Political science graduates from Modesto Junior College might have shied away from touching a copy of the U.S. Constitution in public, since a security guard stopped one of them from handing it out because he was not inside a 25-square-foot piece of concrete 30 yards away from the nearest walkway designated as the “free speech zone”—a space that needed to be booked 30 days in advance. Graduates of California public universities found it hard to discuss affirmative action policies, as administrators recently added such talk to a list of “microaggressions”—subtle but offensive comments or actions directed at a minority or other nondominant group that unintentionally reinforce a stereotype...

Judges have interpreted the First Amendment broadly, giving Americans some of the most expansive rights of speech in the world. But over the past two decades, and especially the past few years, American college administrators and many students have sought to confine speech to special zones and agitated for restrictions on language in classrooms as well. To protect undergrads from the discomfort of having to hear disagreeable ideas and opinions, administrators and students—and the U.S. Department of Education—have been reframing speech as “verbal conduct” that potentially violates the civil rights of minorities and women.American college campuses are starting to resemble George Orwell’s Oceania with its Thought Police, or East Germany under the Stasi. 

College newspapers have been muzzled and trashed, and students are disciplined or suspended for “hate speech,” while exponentially more are being shamed and silenced on social media by their peers. Professors quake at the possibility of accidentally offending any student and are rethinking syllabi and restricting class discussions to only the most anodyne topics. A Brandeis professor endured a secret administrative investigation for racial harassment after using the word wetback in class while explaining its use as a pejorative...

Springtime—the commencement-speech time of year—is now dubbed “disinvitation season.” Students and faculty debate the moral fitness of announced commencement speakers on social media and engage in bitter fights over whether even mildly controversial speakers deserve to be behind a podium.
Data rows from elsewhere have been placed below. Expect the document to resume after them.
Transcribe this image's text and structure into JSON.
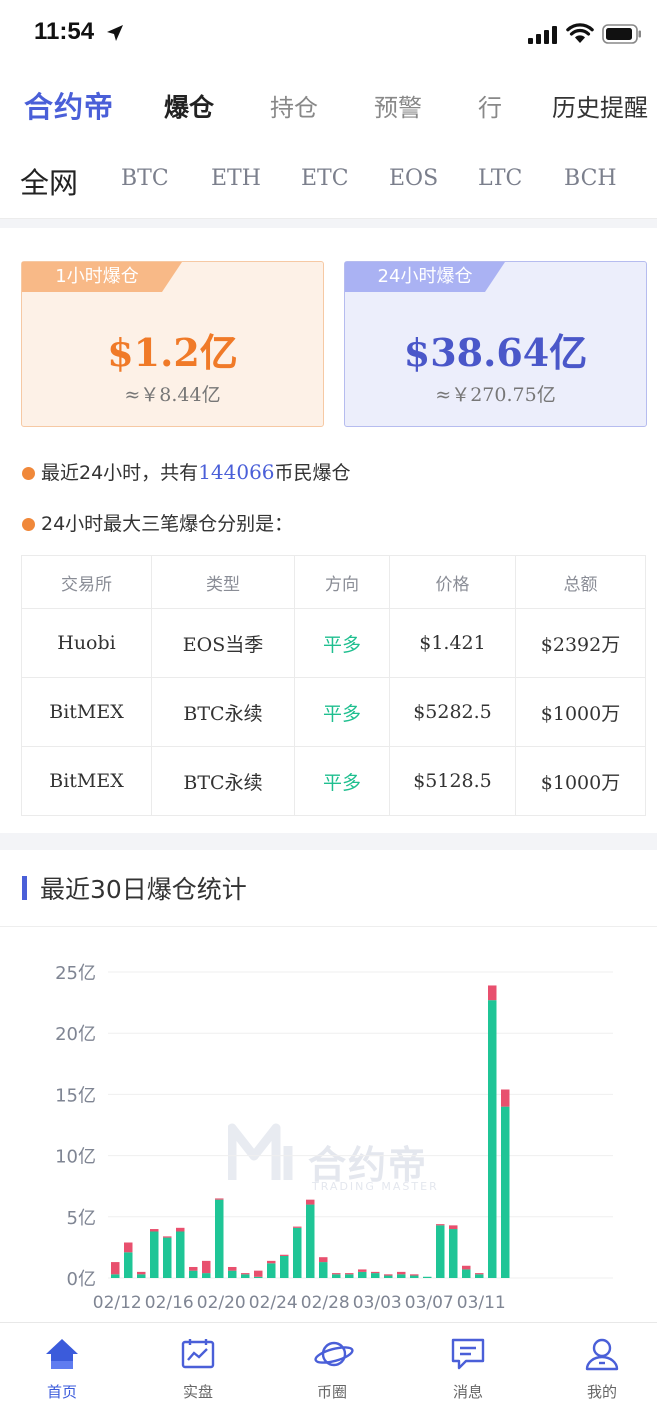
{
  "status_bar": {
    "time": "11:54"
  },
  "top_nav": {
    "brand": "合约帝",
    "tabs": [
      {
        "label": "爆仓",
        "active": true
      },
      {
        "label": "持仓",
        "active": false
      },
      {
        "label": "预警",
        "active": false
      },
      {
        "label": "行",
        "active": false
      },
      {
        "label": "历史提醒",
        "active": false
      }
    ]
  },
  "sub_nav": [
    "全网",
    "BTC",
    "ETH",
    "ETC",
    "EOS",
    "LTC",
    "BCH"
  ],
  "summary": {
    "one_hour": {
      "label": "1小时爆仓",
      "value": "$1.2亿",
      "cny": "≈￥8.44亿"
    },
    "day": {
      "label": "24小时爆仓",
      "value": "$38.64亿",
      "cny": "≈￥270.75亿"
    }
  },
  "info": {
    "line1_prefix": "最近24小时，共有",
    "line1_count": "144066",
    "line1_suffix": "币民爆仓",
    "line2": "24小时最大三笔爆仓分别是："
  },
  "table": {
    "headers": [
      "交易所",
      "类型",
      "方向",
      "价格",
      "总额"
    ],
    "rows": [
      [
        "Huobi",
        "EOS当季",
        "平多",
        "$1.421",
        "$2392万"
      ],
      [
        "BitMEX",
        "BTC永续",
        "平多",
        "$5282.5",
        "$1000万"
      ],
      [
        "BitMEX",
        "BTC永续",
        "平多",
        "$5128.5",
        "$1000万"
      ]
    ]
  },
  "chart_section": {
    "title": "最近30日爆仓统计",
    "watermark": "合约帝",
    "watermark_sub": "TRADING MASTER"
  },
  "chart_data": {
    "type": "bar",
    "stacked": true,
    "y_ticks": [
      "0亿",
      "5亿",
      "10亿",
      "15亿",
      "20亿",
      "25亿"
    ],
    "ylim": [
      0,
      25
    ],
    "x_ticks": [
      "02/12",
      "02/16",
      "02/20",
      "02/24",
      "02/28",
      "03/03",
      "03/07",
      "03/11"
    ],
    "colors": {
      "long": "#1fc596",
      "short": "#e8506e",
      "grid": "#efefef"
    },
    "categories": [
      "02/12",
      "02/13",
      "02/14",
      "02/15",
      "02/16",
      "02/17",
      "02/18",
      "02/19",
      "02/20",
      "02/21",
      "02/22",
      "02/23",
      "02/24",
      "02/25",
      "02/26",
      "02/27",
      "02/28",
      "03/01",
      "03/02",
      "03/03",
      "03/04",
      "03/05",
      "03/06",
      "03/07",
      "03/08",
      "03/09",
      "03/10",
      "03/11",
      "03/12",
      "03/13"
    ],
    "series": [
      {
        "key": "long",
        "values": [
          0.3,
          2.1,
          0.3,
          3.8,
          3.3,
          3.8,
          0.6,
          0.4,
          6.4,
          0.6,
          0.3,
          0.1,
          1.2,
          1.8,
          4.1,
          6.0,
          1.3,
          0.3,
          0.3,
          0.5,
          0.4,
          0.2,
          0.3,
          0.2,
          0.1,
          4.3,
          4.0,
          0.7,
          0.3,
          22.7,
          14.0
        ]
      },
      {
        "key": "short",
        "values": [
          1.0,
          0.8,
          0.2,
          0.2,
          0.1,
          0.3,
          0.3,
          1.0,
          0.1,
          0.3,
          0.1,
          0.5,
          0.2,
          0.1,
          0.1,
          0.4,
          0.4,
          0.1,
          0.1,
          0.2,
          0.1,
          0.1,
          0.2,
          0.1,
          0.0,
          0.1,
          0.3,
          0.3,
          0.1,
          1.2,
          1.4
        ]
      }
    ]
  },
  "tab_bar": [
    {
      "label": "首页",
      "icon": "home-icon",
      "active": true
    },
    {
      "label": "实盘",
      "icon": "chart-board-icon",
      "active": false
    },
    {
      "label": "币圈",
      "icon": "planet-icon",
      "active": false
    },
    {
      "label": "消息",
      "icon": "message-icon",
      "active": false
    },
    {
      "label": "我的",
      "icon": "user-icon",
      "active": false
    }
  ]
}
Some disinvite themselves. Christine LaGarde, the head of the International Monetary Fund and one of the most powerful women on the planet, canceled a speech at Smith, one of America’s pre-eminent women’s colleges, after a Facebook protest against her by some students and faculty for her connection to “global capitalists.” Those who turn up can find themselves facing a heckler’s veto, as mild-mannered University of California, Berkeley, Chancellor Robert Birgeneau discovered in 2014 when he had the temerity to show up at tiny Haverford College without first apologizing for how his campus cops had treated Occupy Wall Streeters...

The rape victim services on many campuses, intended to protect young victims from further emotional and psychological damage, have evolved into cults of coddling in which no one dares question a “survivor’s” account. Good intentions have gone so awry that young men are routinely labeled rapists without due process.The presumption of female victimhood inherent in many campus sexual harassment codes prompted Northwestern University feminist film and culture professor Laura Kipnis to pen an essay in The Chronicle of Higher Education headlined “Sexual Paranoia Strikes Academe.” She ridiculed campus sexual harassment guidelines as “feminism hijacked by melodrama” and identified an “obsession with helpless victims and powerful predators” behind the new policy. “Students were being encouraged to regard themselves as such exquisitely sensitive creatures that an errant classroom remark could impede their education, as such hothouse flowers that an unfunny joke was likely to impede their education.”

“What we are seeing is not just phobias about language,” Kaminer says. “We have gone way beyond political correctness and are seeing a real decline in critical thinking. If you don't know the difference between quoting a word and hurling an epithet, then you don’t know how to think.”"